I hope at least a few people found that interesting. Any tips from other bloggers on things I missed?
Thursday, February 2, 2012
Fermentation Temp Control - 53%
Large Boil Kettle - 49%
Wort Chiller - 44%
Mash Tun - 37%
Outdoor Burner - 21%
Kegging System - 16%
Grain Mill - 14%
Oxygenation System - 8%
Stir Plate - 8%
Water Filtration - 5%
Wort Pump - 1%
Other - 0%
Beer Filter - 0%
(The vote was for brewer's top three choices, which is why they don't add up to 100%)
There are two main areas that a homebrewer can invest in to improve their beers: wort production gear, and equipment that improves fermentation. In my experience investments on the fermentation side is more important for brewing better beer, although it isn’t nearly as fun. Not many people get as excited about a constant fermentation temperature, or correct pitching rates, or ideal oxygen levels as they do about switching from extract to all-grain. However, I’d rather have a properly fermented extract beer no question over a poorly fermented all-grain batch.
I think the results give a pretty good path for a beginning homebrewer. I agree that gaining the ability to control your fermentation temperatures is the most important upgrade that any brewer can make. Not only does it enables complete dial in the temperature that suits a particular yeast strain but also provides the ability to lager and cold crash. Even if you don’t want to spend the money to have a dedicated refrigerator, a more hands on solution involving adding ice to a cooler or water batch can be a big help. Often overlooked, in cold climates having a method to raise the temperature of fermentation can be almost as important (especially for those of us whose basements are ~55 F at the moment). Either way it frees you from having the seasons dictate your brewing schedule.
I believe all-grain is the second most important investment a brewer can make, giving you a wider range of ingredients and a better ability to control the wort production. However, to take advantage of a mash tun you really need the ability to do full-boils (which requires a large boil kettle, and depending on your stove may also call for an outdoor burner) and cool all of that wort quickly (with a wort chiller). Don’t look at a full boil as an improvement that must be made simultaneously with going all-grain, a full boil and quick cool can really benefit the character of extract beers as well.
Much of the rest of the equipment on the list is really optional: a grain mill, oxygenation system, wort pump, kegging system, or beer filter can all improve your results, but mostly they are about saving time, effort, or money. I’ve been really happy with my newest investment, a stir plate and 2 L Erlenmeyer flask, for making starters (boil and cool directly in the flask, and the continuous stirring makes for a much denser yeast culture).
Out of all the results the only one that really surprised me was how low water filtration was; one of the most common off-flavors I taste at homebrewing club meetings is chlorophenols, usually the result of chlorinated brewing water. Given the relatively low cost of a carbon water filter, it might actually be the first suggestion I’d give to a new homebrewer.

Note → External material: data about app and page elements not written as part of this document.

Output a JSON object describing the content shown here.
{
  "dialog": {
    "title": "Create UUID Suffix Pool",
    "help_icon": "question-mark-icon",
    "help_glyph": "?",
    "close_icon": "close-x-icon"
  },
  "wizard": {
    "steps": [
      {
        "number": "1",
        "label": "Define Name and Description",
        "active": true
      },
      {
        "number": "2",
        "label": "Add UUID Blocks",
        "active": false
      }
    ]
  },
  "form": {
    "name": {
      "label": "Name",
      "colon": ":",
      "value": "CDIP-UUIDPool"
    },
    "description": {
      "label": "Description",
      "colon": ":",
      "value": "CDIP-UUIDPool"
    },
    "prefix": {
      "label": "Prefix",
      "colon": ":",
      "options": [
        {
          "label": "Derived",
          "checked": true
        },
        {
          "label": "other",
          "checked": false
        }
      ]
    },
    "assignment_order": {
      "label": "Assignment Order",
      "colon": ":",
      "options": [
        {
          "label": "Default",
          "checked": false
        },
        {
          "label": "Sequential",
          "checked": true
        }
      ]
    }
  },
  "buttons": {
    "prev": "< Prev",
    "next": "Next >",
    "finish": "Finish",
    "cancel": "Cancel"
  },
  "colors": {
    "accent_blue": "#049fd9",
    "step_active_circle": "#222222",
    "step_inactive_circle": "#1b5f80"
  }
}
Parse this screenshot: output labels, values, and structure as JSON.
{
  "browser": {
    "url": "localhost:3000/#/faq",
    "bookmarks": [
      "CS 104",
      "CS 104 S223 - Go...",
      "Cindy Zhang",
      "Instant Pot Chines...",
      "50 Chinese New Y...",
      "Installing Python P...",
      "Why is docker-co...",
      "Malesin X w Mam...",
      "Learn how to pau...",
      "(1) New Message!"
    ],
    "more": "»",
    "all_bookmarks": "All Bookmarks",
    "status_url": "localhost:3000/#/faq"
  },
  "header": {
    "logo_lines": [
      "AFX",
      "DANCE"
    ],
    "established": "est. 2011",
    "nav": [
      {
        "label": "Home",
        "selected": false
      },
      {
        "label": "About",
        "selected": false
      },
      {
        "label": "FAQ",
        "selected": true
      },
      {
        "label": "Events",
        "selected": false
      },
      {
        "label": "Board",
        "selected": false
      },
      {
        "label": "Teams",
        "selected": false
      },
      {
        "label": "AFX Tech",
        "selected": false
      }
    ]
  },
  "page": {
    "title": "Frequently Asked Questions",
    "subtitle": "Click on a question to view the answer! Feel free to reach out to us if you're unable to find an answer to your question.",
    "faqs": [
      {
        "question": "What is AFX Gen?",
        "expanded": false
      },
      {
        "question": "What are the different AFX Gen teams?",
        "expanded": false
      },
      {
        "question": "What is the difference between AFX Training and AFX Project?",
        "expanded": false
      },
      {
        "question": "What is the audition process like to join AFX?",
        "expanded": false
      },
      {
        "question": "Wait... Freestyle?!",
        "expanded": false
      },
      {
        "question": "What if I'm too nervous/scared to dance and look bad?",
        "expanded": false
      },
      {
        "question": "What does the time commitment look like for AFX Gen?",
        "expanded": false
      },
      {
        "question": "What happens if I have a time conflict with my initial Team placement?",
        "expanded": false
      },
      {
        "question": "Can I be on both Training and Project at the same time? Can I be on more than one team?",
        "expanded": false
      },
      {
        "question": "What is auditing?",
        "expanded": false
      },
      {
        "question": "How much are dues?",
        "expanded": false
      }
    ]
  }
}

I’m not sure water filtration scored so low because it is under appreciated, or if it falls into the “optional” category since it only saves the time and money of buying chlorine free bottled water.
The longer I brew the more I am convinced that technique and process are far more important than recipe when it comes to making great beer. The ability some home and craft brewers have to make a range of delicious beers is more about how they brew than what they brew. Of course specific styles take distinct methods, and making a truly world class beer takes a higher level of recipe development, but that isn’t possible without solid fundamental wort production, fermentation, and packaging technique.
As always, I’m interested to hear what the five people who picked “Other” wanted to see? Conical fermentor? Hop back? Randall?